The men demonstrated how they had been tormented when they were told to lie on the ground without their shirts under the scorching sun while the women wept at the anguish they experienced.
During the event, TJRC acting chairperson Tecla Namachanja assured Kenyans that the commission would ensure the truth about what happened would be unearthed and appealed to the victims to be patient.
“The commission would want to find out the context in which the massacre took place and unearth why other subsequent similar events took place after the Wagalla incident,” she said.
She encouraged those affected by the incident to come out and tell their story in a bid to lessen the pain it caused.
“The process is going to be painful but we are going to scratch the wounds so that they can heal once and for all,” she stated. “Where were all the Kenyans when the atrocities took place?”
The commissioners later viewed the area which is believed to be the place where about 300 bodies of victims were burnt.
The exact number of people killed in the massacre is unknown and estimates range from 57 the official government toll to more than five thousand.
The unsettling story of the Wagalla Massacre reads like a chapter from the 2008 post-election violence.

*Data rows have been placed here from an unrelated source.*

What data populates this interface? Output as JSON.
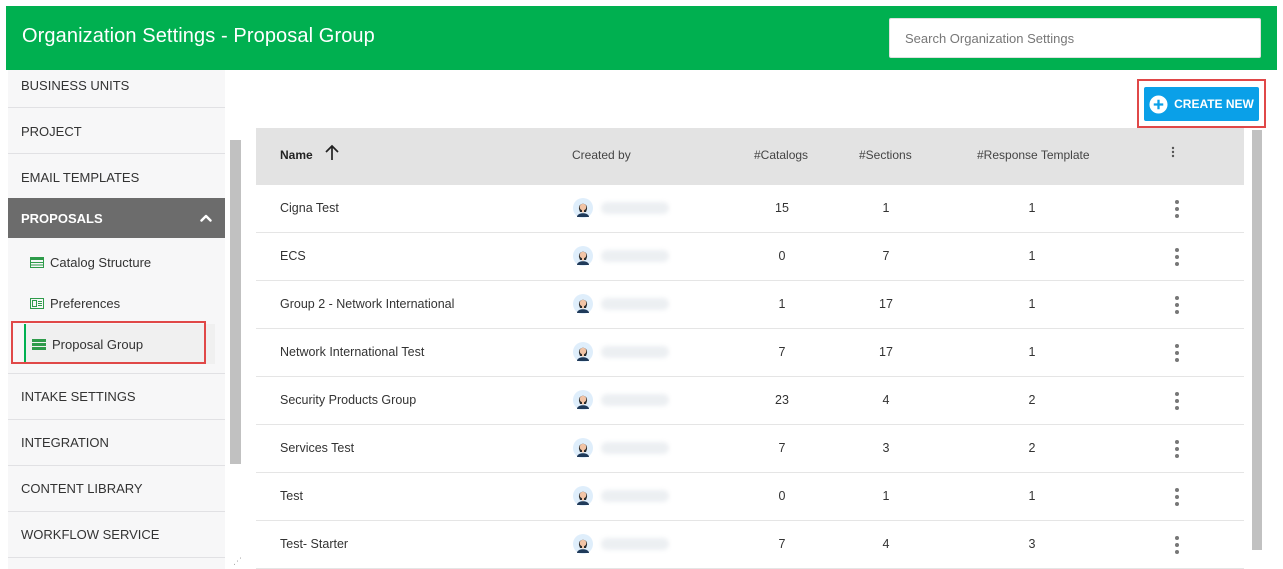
{
  "header": {
    "title": "Organization Settings - Proposal Group",
    "search_placeholder": "Search Organization Settings",
    "background_color": "#00b050"
  },
  "sidebar": {
    "items_top": [
      "BUSINESS UNITS",
      "PROJECT",
      "EMAIL TEMPLATES"
    ],
    "active_section": "PROPOSALS",
    "sub_items": [
      {
        "label": "Catalog Structure",
        "icon": "table-icon"
      },
      {
        "label": "Preferences",
        "icon": "preferences-icon"
      },
      {
        "label": "Proposal Group",
        "icon": "list-icon",
        "selected": true
      }
    ],
    "items_bottom": [
      "INTAKE SETTINGS",
      "INTEGRATION",
      "CONTENT LIBRARY",
      "WORKFLOW SERVICE"
    ]
  },
  "toolbar": {
    "create_label": "CREATE NEW",
    "create_icon": "plus-circle-icon",
    "accent_color": "#0aa0e8"
  },
  "table": {
    "columns": [
      "Name",
      "Created by",
      "#Catalogs",
      "#Sections",
      "#Response Template"
    ],
    "sort_column": "Name",
    "sort_direction": "ascending",
    "rows": [
      {
        "name": "Cigna Test",
        "catalogs": "15",
        "sections": "1",
        "templates": "1"
      },
      {
        "name": "ECS",
        "catalogs": "0",
        "sections": "7",
        "templates": "1"
      },
      {
        "name": "Group 2 - Network International",
        "catalogs": "1",
        "sections": "17",
        "templates": "1"
      },
      {
        "name": "Network International Test",
        "catalogs": "7",
        "sections": "17",
        "templates": "1"
      },
      {
        "name": "Security Products Group",
        "catalogs": "23",
        "sections": "4",
        "templates": "2"
      },
      {
        "name": "Services Test",
        "catalogs": "7",
        "sections": "3",
        "templates": "2"
      },
      {
        "name": "Test",
        "catalogs": "0",
        "sections": "1",
        "templates": "1"
      },
      {
        "name": "Test- Starter",
        "catalogs": "7",
        "sections": "4",
        "templates": "3"
      }
    ]
  }
}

It all started on February 10, 1984, when members of Degodia, a Somali clan, were gathered by security forces and taken to an airstrip in Wajir.
The operation, which involved regular and administration police as well as the army aimed to disarm the Degodia and force them to identify the bandits committing crimes in the district and covered all areas of the district, including Tarbaj, Leheley, Wajir-Bor and Khorof Harar.
First, the army surrounded Bulla Jogoo and ordered the residents to leave their homes. During the swoop, women were raped, houses burnt and property looted. According to Justus ole Tipis, then a Minister in the Office of the President, the residents refused to obey the orders.
The military then forcibly removed men from their houses and took them to the airstrip, 14km West of Wajir Town.
Government accounts say those held were interrogated for three days, and a scuffle erupted when the district commissioner, accompanied by the local police division commandant, entered the airstrip.
Some of the crowd fled, while others shouted at government officers. In this confusion and stampede, 29 people died of gunshots or were trampled upon, while 28 others were killed when the army met with resistance.
But unofficial sources said the men were stripped naked and their movements restricted to a few narrow steps either forwards or backwards.
After many hours without food or water, the sun still beating down mercilessly, they were told to lie down on their chests on the hot tarmac. Those who disobeyed were shot, while others died of heat exhaustion, others reportedly survived on urine as drinking water.